**DATA TO PROCESS:**
"""

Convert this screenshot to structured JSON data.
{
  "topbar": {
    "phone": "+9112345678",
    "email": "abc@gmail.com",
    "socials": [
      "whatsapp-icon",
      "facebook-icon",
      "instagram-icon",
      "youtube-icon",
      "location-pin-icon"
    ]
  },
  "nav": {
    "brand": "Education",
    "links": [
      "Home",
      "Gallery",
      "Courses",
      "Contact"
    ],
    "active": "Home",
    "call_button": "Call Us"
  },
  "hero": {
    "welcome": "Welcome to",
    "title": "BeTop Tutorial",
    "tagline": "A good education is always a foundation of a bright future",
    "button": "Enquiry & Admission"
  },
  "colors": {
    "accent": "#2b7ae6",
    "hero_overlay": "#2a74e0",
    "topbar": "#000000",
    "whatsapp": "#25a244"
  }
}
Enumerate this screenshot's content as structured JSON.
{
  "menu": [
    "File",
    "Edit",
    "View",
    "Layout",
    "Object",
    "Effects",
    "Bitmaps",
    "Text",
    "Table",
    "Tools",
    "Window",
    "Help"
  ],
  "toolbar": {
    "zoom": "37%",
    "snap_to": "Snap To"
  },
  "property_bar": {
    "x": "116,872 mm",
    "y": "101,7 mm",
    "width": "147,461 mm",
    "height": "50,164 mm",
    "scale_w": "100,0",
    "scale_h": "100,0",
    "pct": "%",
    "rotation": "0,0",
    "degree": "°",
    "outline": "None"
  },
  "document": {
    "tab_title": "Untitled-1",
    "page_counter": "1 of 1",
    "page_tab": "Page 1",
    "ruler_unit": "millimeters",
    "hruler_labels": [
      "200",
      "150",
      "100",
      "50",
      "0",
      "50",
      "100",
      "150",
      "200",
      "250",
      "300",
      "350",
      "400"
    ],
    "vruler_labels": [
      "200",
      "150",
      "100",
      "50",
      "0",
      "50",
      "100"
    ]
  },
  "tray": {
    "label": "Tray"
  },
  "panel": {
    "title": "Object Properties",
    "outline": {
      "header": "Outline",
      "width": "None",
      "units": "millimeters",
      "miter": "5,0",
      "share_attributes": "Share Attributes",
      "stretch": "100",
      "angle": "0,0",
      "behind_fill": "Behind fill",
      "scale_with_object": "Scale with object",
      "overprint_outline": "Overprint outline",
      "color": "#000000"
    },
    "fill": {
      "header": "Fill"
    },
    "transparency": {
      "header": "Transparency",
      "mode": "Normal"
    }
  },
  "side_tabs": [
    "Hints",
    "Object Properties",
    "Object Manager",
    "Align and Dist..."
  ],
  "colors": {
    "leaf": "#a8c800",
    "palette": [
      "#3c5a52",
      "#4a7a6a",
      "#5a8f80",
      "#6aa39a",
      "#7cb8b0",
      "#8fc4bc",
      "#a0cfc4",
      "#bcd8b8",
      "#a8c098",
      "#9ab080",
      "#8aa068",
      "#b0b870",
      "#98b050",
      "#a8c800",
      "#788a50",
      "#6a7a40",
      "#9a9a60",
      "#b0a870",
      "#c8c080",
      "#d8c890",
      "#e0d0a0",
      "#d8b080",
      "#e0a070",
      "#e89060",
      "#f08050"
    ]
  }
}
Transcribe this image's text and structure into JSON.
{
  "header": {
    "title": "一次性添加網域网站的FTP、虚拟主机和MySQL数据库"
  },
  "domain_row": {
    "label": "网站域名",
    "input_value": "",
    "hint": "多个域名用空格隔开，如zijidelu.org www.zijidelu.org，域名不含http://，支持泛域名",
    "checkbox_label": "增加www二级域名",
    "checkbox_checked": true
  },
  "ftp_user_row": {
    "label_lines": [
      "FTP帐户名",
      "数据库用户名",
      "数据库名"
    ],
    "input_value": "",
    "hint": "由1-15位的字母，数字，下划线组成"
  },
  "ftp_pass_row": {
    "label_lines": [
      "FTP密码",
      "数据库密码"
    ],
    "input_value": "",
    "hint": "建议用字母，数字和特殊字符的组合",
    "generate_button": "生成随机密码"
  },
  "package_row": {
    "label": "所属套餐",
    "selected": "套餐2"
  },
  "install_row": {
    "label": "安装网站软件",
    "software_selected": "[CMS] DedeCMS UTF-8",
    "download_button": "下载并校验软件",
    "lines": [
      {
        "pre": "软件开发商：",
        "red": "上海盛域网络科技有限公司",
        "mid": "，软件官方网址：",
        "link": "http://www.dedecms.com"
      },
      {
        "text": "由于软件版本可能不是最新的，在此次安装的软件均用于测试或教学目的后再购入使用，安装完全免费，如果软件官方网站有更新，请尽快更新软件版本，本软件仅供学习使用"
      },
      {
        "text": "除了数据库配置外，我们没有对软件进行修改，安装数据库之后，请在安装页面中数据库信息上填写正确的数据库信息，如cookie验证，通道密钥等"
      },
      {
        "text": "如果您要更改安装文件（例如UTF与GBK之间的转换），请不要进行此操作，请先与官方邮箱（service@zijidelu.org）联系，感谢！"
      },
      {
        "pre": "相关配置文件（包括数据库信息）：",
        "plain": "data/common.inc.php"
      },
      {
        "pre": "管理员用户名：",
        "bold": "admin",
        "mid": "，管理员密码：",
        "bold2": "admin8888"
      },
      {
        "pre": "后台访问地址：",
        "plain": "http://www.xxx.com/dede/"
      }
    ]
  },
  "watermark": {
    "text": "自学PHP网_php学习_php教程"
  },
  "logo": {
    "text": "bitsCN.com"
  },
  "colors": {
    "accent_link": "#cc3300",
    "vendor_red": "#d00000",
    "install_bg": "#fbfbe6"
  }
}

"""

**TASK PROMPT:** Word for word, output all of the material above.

**SOLVED EXERCISE:**
Convert this screenshot to structured JSON data.
{
  "topbar": {
    "phone": "+9112345678",
    "email": "abc@gmail.com",
    "socials": [
      "whatsapp-icon",
      "facebook-icon",
      "instagram-icon",
      "youtube-icon",
      "location-pin-icon"
    ]
  },
  "nav": {
    "brand": "Education",
    "links": [
      "Home",
      "Gallery",
      "Courses",
      "Contact"
    ],
    "active": "Home",
    "call_button": "Call Us"
  },
  "hero": {
    "welcome": "Welcome to",
    "title": "BeTop Tutorial",
    "tagline": "A good education is always a foundation of a bright future",
    "button": "Enquiry & Admission"
  },
  "colors": {
    "accent": "#2b7ae6",
    "hero_overlay": "#2a74e0",
    "topbar": "#000000",
    "whatsapp": "#25a244"
  }
}
Enumerate this screenshot's content as structured JSON.
{
  "menu": [
    "File",
    "Edit",
    "View",
    "Layout",
    "Object",
    "Effects",
    "Bitmaps",
    "Text",
    "Table",
    "Tools",
    "Window",
    "Help"
  ],
  "toolbar": {
    "zoom": "37%",
    "snap_to": "Snap To"
  },
  "property_bar": {
    "x": "116,872 mm",
    "y": "101,7 mm",
    "width": "147,461 mm",
    "height": "50,164 mm",
    "scale_w": "100,0",
    "scale_h": "100,0",
    "pct": "%",
    "rotation": "0,0",
    "degree": "°",
    "outline": "None"
  },
  "document": {
    "tab_title": "Untitled-1",
    "page_counter": "1 of 1",
    "page_tab": "Page 1",
    "ruler_unit": "millimeters",
    "hruler_labels": [
      "200",
      "150",
      "100",
      "50",
      "0",
      "50",
      "100",
      "150",
      "200",
      "250",
      "300",
      "350",
      "400"
    ],
    "vruler_labels": [
      "200",
      "150",
      "100",
      "50",
      "0",
      "50",
      "100"
    ]
  },
  "tray": {
    "label": "Tray"
  },
  "panel": {
    "title": "Object Properties",
    "outline": {
      "header": "Outline",
      "width": "None",
      "units": "millimeters",
      "miter": "5,0",
      "share_attributes": "Share Attributes",
      "stretch": "100",
      "angle": "0,0",
      "behind_fill": "Behind fill",
      "scale_with_object": "Scale with object",
      "overprint_outline": "Overprint outline",
      "color": "#000000"
    },
    "fill": {
      "header": "Fill"
    },
    "transparency": {
      "header": "Transparency",
      "mode": "Normal"
    }
  },
  "side_tabs": [
    "Hints",
    "Object Properties",
    "Object Manager",
    "Align and Dist..."
  ],
  "colors": {
    "leaf": "#a8c800",
    "palette": [
      "#3c5a52",
      "#4a7a6a",
      "#5a8f80",
      "#6aa39a",
      "#7cb8b0",
      "#8fc4bc",
      "#a0cfc4",
      "#bcd8b8",
      "#a8c098",
      "#9ab080",
      "#8aa068",
      "#b0b870",
      "#98b050",
      "#a8c800",
      "#788a50",
      "#6a7a40",
      "#9a9a60",
      "#b0a870",
      "#c8c080",
      "#d8c890",
      "#e0d0a0",
      "#d8b080",
      "#e0a070",
      "#e89060",
      "#f08050"
    ]
  }
}
Transcribe this image's text and structure into JSON.
{
  "header": {
    "title": "一次性添加網域网站的FTP、虚拟主机和MySQL数据库"
  },
  "domain_row": {
    "label": "网站域名",
    "input_value": "",
    "hint": "多个域名用空格隔开，如zijidelu.org www.zijidelu.org，域名不含http://，支持泛域名",
    "checkbox_label": "增加www二级域名",
    "checkbox_checked": true
  },
  "ftp_user_row": {
    "label_lines": [
      "FTP帐户名",
      "数据库用户名",
      "数据库名"
    ],
    "input_value": "",
    "hint": "由1-15位的字母，数字，下划线组成"
  },
  "ftp_pass_row": {
    "label_lines": [
      "FTP密码",
      "数据库密码"
    ],
    "input_value": "",
    "hint": "建议用字母，数字和特殊字符的组合",
    "generate_button": "生成随机密码"
  },
  "package_row": {
    "label": "所属套餐",
    "selected": "套餐2"
  },
  "install_row": {
    "label": "安装网站软件",
    "software_selected": "[CMS] DedeCMS UTF-8",
    "download_button": "下载并校验软件",
    "lines": [
      {
        "pre": "软件开发商：",
        "red": "上海盛域网络科技有限公司",
        "mid": "，软件官方网址：",
        "link": "http://www.dedecms.com"
      },
      {
        "text": "由于软件版本可能不是最新的，在此次安装的软件均用于测试或教学目的后再购入使用，安装完全免费，如果软件官方网站有更新，请尽快更新软件版本，本软件仅供学习使用"
      },
      {
        "text": "除了数据库配置外，我们没有对软件进行修改，安装数据库之后，请在安装页面中数据库信息上填写正确的数据库信息，如cookie验证，通道密钥等"
      },
      {
        "text": "如果您要更改安装文件（例如UTF与GBK之间的转换），请不要进行此操作，请先与官方邮箱（service@zijidelu.org）联系，感谢！"
      },
      {
        "pre": "相关配置文件（包括数据库信息）：",
        "plain": "data/common.inc.php"
      },
      {
        "pre": "管理员用户名：",
        "bold": "admin",
        "mid": "，管理员密码：",
        "bold2": "admin8888"
      },
      {
        "pre": "后台访问地址：",
        "plain": "http://www.xxx.com/dede/"
      }
    ]
  },
  "watermark": {
    "text": "自学PHP网_php学习_php教程"
  },
  "logo": {
    "text": "bitsCN.com"
  },
  "colors": {
    "accent_link": "#cc3300",
    "vendor_red": "#d00000",
    "install_bg": "#fbfbe6"
  }
}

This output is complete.